Make sure you account for other costs in the long run too, such as replacement, repairs, durability, and maintenance.


The weight or density of the wood can make quite a difference when it comes to the overall quality of the wood. The most crucial consideration here should be how you intend to use the desk in the first place. Are you going to use the desktop as a standing desk? Do you intend to place multiple objects and materials on it?

For basic uses, you should consider lighter wood with a lower density. This also applies to standing desktops since you need to mount them higher. Lighter ones can also be easier to move around.

On the other hand, for desktops of standard height and more frequent usage, you can consider heavier options like walnut. These can help if you do not intend to move your desk around too much.


The color of the wood is vital to keep in mind, especially since it will form an essential part of your workspace or room. You should ensure that the color works well with the rest of the room’s colors while also responding well to natural or artificial light.

Some types of wood are naturally dark, giving a rich, deep and stable presence in the room. However, you might not be able to alter the colors too much here, whereas this can be easier to do with natural wood with a lighter tone.

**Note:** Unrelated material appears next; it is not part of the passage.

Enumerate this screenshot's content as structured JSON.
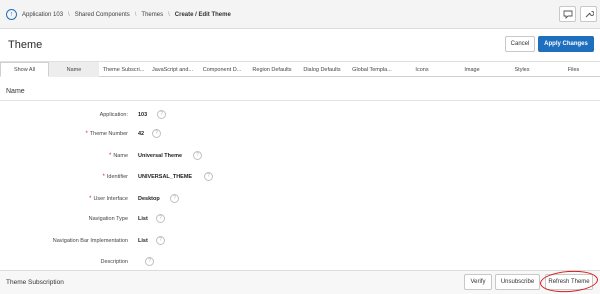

Note that staining and painting can affect the general appearance and look of the desktop too.


Wood grain refers to the wood cells and fibers and how they are arranged in a particular type of wood. On this basis, they can result in various patterns and shapes on the wood you intend to use for your desktop. This can lend some color, shade, and texture to the wood.

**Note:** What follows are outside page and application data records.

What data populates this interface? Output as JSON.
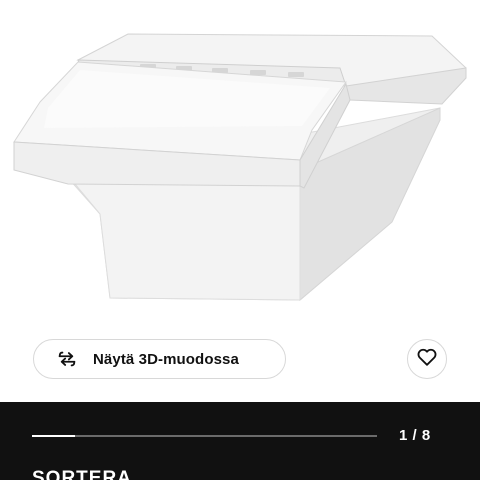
{
  "product_image": {
    "alt": "Valkoinen jätelajittelulaatikko kannella"
  },
  "view_3d": {
    "label": "Näytä 3D-muodossa",
    "icon": "rotate-arrows-icon"
  },
  "favourite": {
    "icon": "heart-outline-icon"
  },
  "gallery": {
    "page_indicator": "1 / 8",
    "current": 1,
    "total": 8
  },
  "product": {
    "name": "SORTERA"
  },
  "colors": {
    "panel_background": "#111111",
    "progress_track": "#6b6b6b",
    "progress_fill": "#ffffff"
  }
}
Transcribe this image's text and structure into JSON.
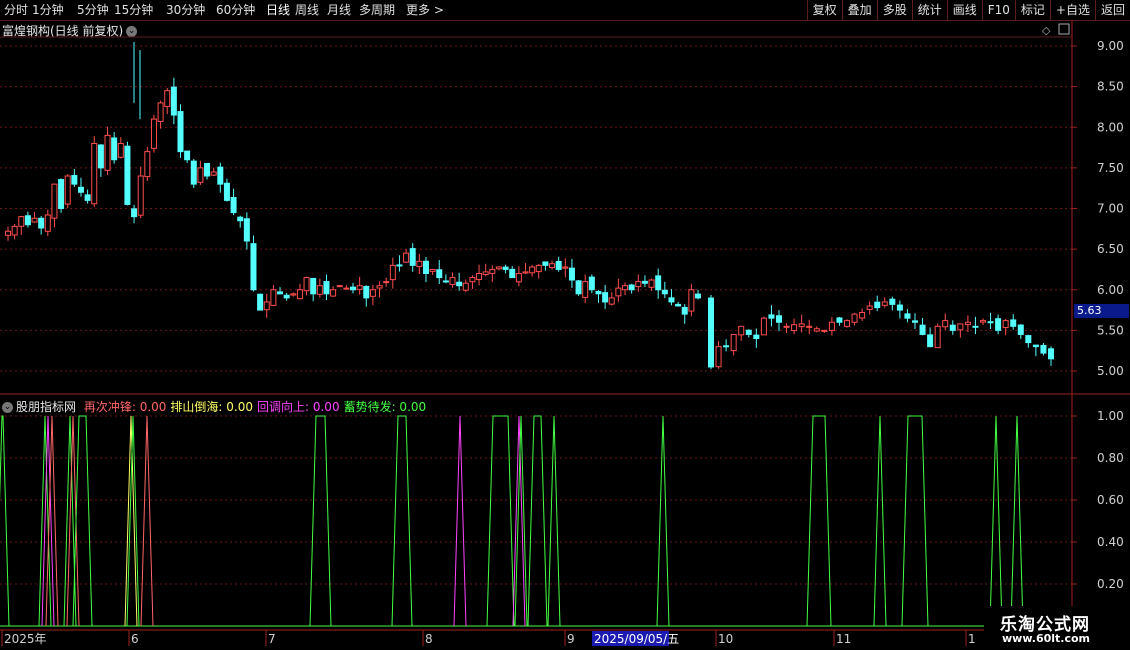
{
  "toolbar": {
    "periods": [
      "分时",
      "1分钟",
      "5分钟",
      "15分钟",
      "30分钟",
      "60分钟",
      "日线",
      "周线",
      "月线",
      "多周期",
      "更多 >"
    ],
    "active_period": "日线",
    "right_buttons": [
      "复权",
      "叠加",
      "多股",
      "统计",
      "画线",
      "F10",
      "标记",
      "+自选",
      "返回"
    ]
  },
  "main_chart": {
    "title": "富煌钢构(日线 前复权)",
    "y_ticks": [
      "9.00",
      "8.50",
      "8.00",
      "7.50",
      "7.00",
      "6.50",
      "6.00",
      "5.50",
      "5.00"
    ],
    "current_price": "5.63",
    "up_color": "#ff4d4d",
    "down_color": "#54ffff"
  },
  "indicator": {
    "name": "股朋指标网",
    "lines": [
      {
        "label": "再次冲锋:",
        "value": "0.00",
        "color": "#ff6666"
      },
      {
        "label": "排山倒海:",
        "value": "0.00",
        "color": "#ffff66"
      },
      {
        "label": "回调向上:",
        "value": "0.00",
        "color": "#ff44ff"
      },
      {
        "label": "蓄势待发:",
        "value": "0.00",
        "color": "#44ff44"
      }
    ],
    "y_ticks": [
      "1.00",
      "0.80",
      "0.60",
      "0.40",
      "0.20"
    ]
  },
  "x_axis": {
    "labels": [
      "2025年",
      "6",
      "7",
      "8",
      "9",
      "10",
      "11",
      "1"
    ],
    "highlight": "2025/09/05/五"
  },
  "watermark": {
    "line1": "乐淘公式网",
    "line2": "www.60lt.com"
  },
  "chart_data": {
    "type": "candlestick",
    "ylim": [
      4.9,
      9.1
    ],
    "candles_close": [
      6.72,
      6.78,
      6.9,
      6.8,
      6.88,
      6.76,
      6.92,
      7.3,
      7.0,
      7.4,
      7.3,
      7.2,
      7.1,
      7.8,
      7.5,
      7.9,
      7.6,
      7.8,
      7.05,
      6.9,
      7.4,
      7.7,
      8.1,
      8.3,
      8.45,
      8.15,
      7.7,
      7.6,
      7.3,
      7.5,
      7.4,
      7.45,
      7.3,
      7.1,
      6.95,
      6.85,
      6.6,
      6.0,
      5.75,
      5.85,
      6.0,
      5.95,
      5.9,
      5.95,
      6.0,
      6.15,
      5.95,
      6.05,
      5.95,
      6.0,
      6.05,
      6.02,
      6.0,
      6.05,
      5.9,
      6.0,
      6.05,
      6.1,
      6.3,
      6.3,
      6.45,
      6.3,
      6.35,
      6.2,
      6.25,
      6.15,
      6.1,
      6.15,
      6.05,
      6.08,
      6.15,
      6.2,
      6.22,
      6.25,
      6.28,
      6.25,
      6.15,
      6.2,
      6.22,
      6.28,
      6.3,
      6.3,
      6.32,
      6.25,
      6.28,
      6.12,
      5.95,
      6.1,
      6.0,
      5.95,
      5.85,
      5.9,
      6.02,
      6.05,
      6.0,
      6.1,
      6.08,
      6.12,
      6.0,
      5.95,
      5.85,
      5.8,
      5.7,
      6.0,
      5.9,
      5.05,
      5.3,
      5.3,
      5.45,
      5.55,
      5.45,
      5.4,
      5.65,
      5.65,
      5.6,
      5.55,
      5.57,
      5.58,
      5.55,
      5.52,
      5.5,
      5.6,
      5.6,
      5.62,
      5.7,
      5.72,
      5.8,
      5.78,
      5.85,
      5.82,
      5.75,
      5.65,
      5.6,
      5.45,
      5.3,
      5.55,
      5.62,
      5.5,
      5.58,
      5.6,
      5.55,
      5.62,
      5.6,
      5.5,
      5.62,
      5.55,
      5.45,
      5.35,
      5.3,
      5.22,
      5.15
    ]
  }
}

The grain of the wood also tends to impact the strength and quality of the wood and how you align and cut the wood.

The grain you opt for should depend on the kind of look that you intend to achieve.


Your wood should be of good quality to ensure that it can provide durability and longevity to your desktop. Some aspects you should look for here include the wood’s hardness and weather resistance levels to ensure that it can survive both manmade and natural alterations.

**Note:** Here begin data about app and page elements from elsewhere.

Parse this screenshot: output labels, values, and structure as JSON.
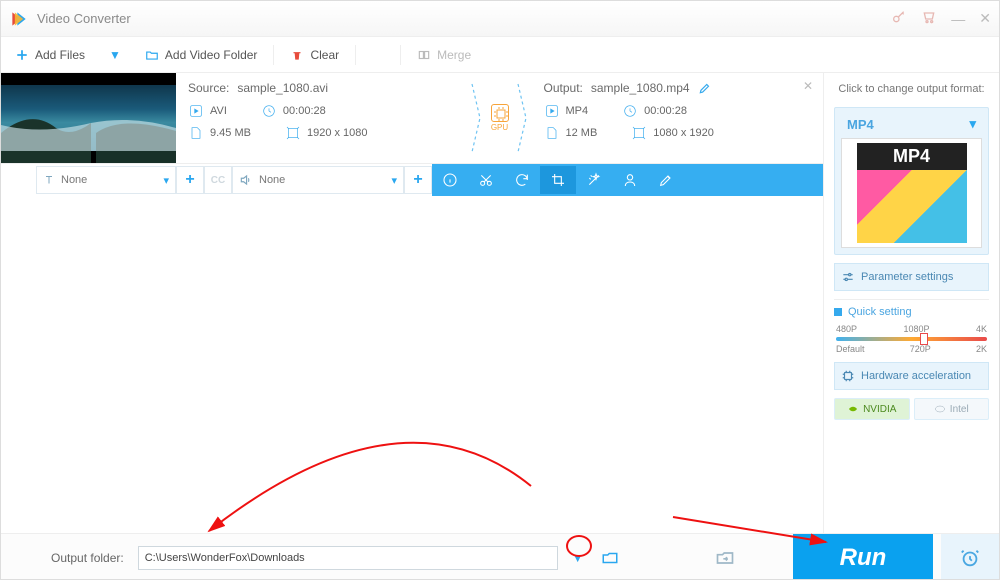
{
  "title": "Video Converter",
  "toolbar": {
    "add_files": "Add Files",
    "add_folder": "Add Video Folder",
    "clear": "Clear",
    "merge": "Merge"
  },
  "card": {
    "source_label": "Source:",
    "source_name": "sample_1080.avi",
    "src_fmt": "AVI",
    "src_dur": "00:00:28",
    "src_size": "9.45 MB",
    "src_res": "1920 x 1080",
    "gpu": "GPU",
    "output_label": "Output:",
    "output_name": "sample_1080.mp4",
    "out_fmt": "MP4",
    "out_dur": "00:00:28",
    "out_size": "12 MB",
    "out_res": "1080 x 1920",
    "subtitle_sel": "None",
    "audio_sel": "None"
  },
  "right": {
    "title": "Click to change output format:",
    "format": "MP4",
    "tile_label": "MP4",
    "param_btn": "Parameter settings",
    "quick_title": "Quick setting",
    "p": [
      "480P",
      "1080P",
      "4K"
    ],
    "p2": [
      "Default",
      "720P",
      "2K"
    ],
    "hw_btn": "Hardware acceleration",
    "nvidia": "NVIDIA",
    "intel": "Intel"
  },
  "bottom": {
    "label": "Output folder:",
    "path": "C:\\Users\\WonderFox\\Downloads",
    "run": "Run"
  }
}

The wood should withstand and resist decay and degradation, even though a bit of expansion and contraction is natural here.

You will also need to take some steps of your own to maintain the wood’s durability, such as controlling the temperature and humidity, avoiding breakage, minimizing spills, and more.

Types Of Wood For Desks


  • Wood pieces with the right measurements
  • Wood putty or filler
  • Epoxy resin for wood
  • Screws
  • Nails
  • Wood glue
  • Stain/finish
  • Paint or varnish


  • Drill
  • Clamps/fasteners
  • Table saw
  • Jointer
  • Sandpaper/sander
  • Router
  • Circular saw
  • Brackets
  • Planer

The Bottom Line

Light and sturdy options can suit your desktop quite well since they can deliver comfort, color, and strength. Selecting wood for desktops as opposed to wood for bed frames differs greatly in terms of softwoods vs hardwoods.

Key Takeaways:

  • Choose from a Variety of Woods for Your Desktop: Consider different types of woods like mahogany, pine, cherry, and walnut for your desktop projects. Each wood type has unique properties in color, grain, and durability, allowing you to find the perfect match for your design vision and functional needs.
  • Consider Key Factors in Wood Selection: When choosing the right wood for your desktop, balance factors such as cost, weight, durability, and appearance. This careful consideration will help ensure that your choice not only looks good but also meets the practical demands of your project.
  • Follow Helpful DIY Tips for Desktop Building: Utilize the provided DIY tips to successfully build your wood desktop. From selecting and preparing the right materials to cutting, assembling, and finishing, these guidelines will assist you in creating a desktop that is both functional and aesthetically pleasing.

Ultimately, the wood you choose should reflect your own needs while also being suitable to match the weight and frequency of usage.